The Revenge for Love.
First edition, very scarce in the dust-jacket, of ‘one of Lewis’s finest novels … a brilliant novel of character’ (Bridson, The Filibuster), set in pre-Civil War Spain and centred on an incident of Communist gun-running on the border. ‘Here for once, Communism is accepted as a fact of life – and one which can even be treated dispassionately as the sincere faith of a professional revolutionary’ (ibid.) Lewis thought it ‘the best complete work of fiction I have written’, but Cassell demanded numerous changes to avoid possible libel suits and tried to offload the work onto Jonathan Cape.
[MONTAGU, Mary Wortley (attr.), and PUISSIEUX, Madeline de (translator).]
La femme n’est pas inferieure a l’homme, traduit de l’anglois.

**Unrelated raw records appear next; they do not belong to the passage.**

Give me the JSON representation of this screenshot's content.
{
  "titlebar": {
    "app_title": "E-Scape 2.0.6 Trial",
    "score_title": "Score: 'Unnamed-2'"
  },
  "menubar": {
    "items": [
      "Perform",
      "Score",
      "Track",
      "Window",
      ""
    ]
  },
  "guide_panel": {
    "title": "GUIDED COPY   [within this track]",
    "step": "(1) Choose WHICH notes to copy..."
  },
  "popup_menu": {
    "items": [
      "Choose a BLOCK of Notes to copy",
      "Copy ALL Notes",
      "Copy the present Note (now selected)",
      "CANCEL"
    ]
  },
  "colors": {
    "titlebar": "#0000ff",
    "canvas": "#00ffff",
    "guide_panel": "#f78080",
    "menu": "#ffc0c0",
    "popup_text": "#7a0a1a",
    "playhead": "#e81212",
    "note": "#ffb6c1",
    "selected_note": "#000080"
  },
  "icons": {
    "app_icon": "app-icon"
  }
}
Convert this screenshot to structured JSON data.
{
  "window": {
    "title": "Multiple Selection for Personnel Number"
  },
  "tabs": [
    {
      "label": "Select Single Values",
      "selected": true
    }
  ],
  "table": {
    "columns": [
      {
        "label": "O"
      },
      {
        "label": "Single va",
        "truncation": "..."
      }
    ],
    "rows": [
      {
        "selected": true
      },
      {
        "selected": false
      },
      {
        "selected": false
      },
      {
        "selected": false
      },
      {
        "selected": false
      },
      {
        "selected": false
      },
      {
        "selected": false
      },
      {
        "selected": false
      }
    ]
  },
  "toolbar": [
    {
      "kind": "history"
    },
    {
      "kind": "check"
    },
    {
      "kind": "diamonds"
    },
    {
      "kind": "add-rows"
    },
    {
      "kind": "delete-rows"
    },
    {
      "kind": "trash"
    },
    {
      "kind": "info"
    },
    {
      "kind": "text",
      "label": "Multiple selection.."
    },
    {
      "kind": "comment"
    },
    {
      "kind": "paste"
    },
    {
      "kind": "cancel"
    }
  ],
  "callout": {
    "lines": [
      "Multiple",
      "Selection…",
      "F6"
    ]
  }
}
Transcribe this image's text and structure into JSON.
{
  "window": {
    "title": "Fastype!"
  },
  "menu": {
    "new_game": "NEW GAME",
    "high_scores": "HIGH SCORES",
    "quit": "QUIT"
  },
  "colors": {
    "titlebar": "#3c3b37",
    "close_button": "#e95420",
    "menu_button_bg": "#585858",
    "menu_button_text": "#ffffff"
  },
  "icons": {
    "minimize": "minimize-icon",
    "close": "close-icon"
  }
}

First French translation, uncommon, of Woman not inferior to Man: or, a short and modest Vindication of the natural Right of the fair-Sex to a perfect Equality of Power, Dignity, and Esteem, with the Men, first published in 1739 under the name ‘Sophia, a person of quality’ and sometimes attributed to Mary Wortley Montagu (1689–1762; see Quaritch, Women (2019) 36). Drawing on De l’égalité des deux sexes of Poulain de la Barre, the work examines the justness of the esteem (or lack thereof) in which men hold women, the relative intellectual capacities of the two sexes, whether men are fitter to govern and hold public office than women, and whether women are capable of teaching the sciences and serving in the military. The author concludes: ‘let us show [men], by what little we do without aid of education, the much we might do if they did us justice; that we may force a blush from them, if possible, and compel them to confess their own baseness to us, and that the worst of us deserve much better treatment than the best of us receive’.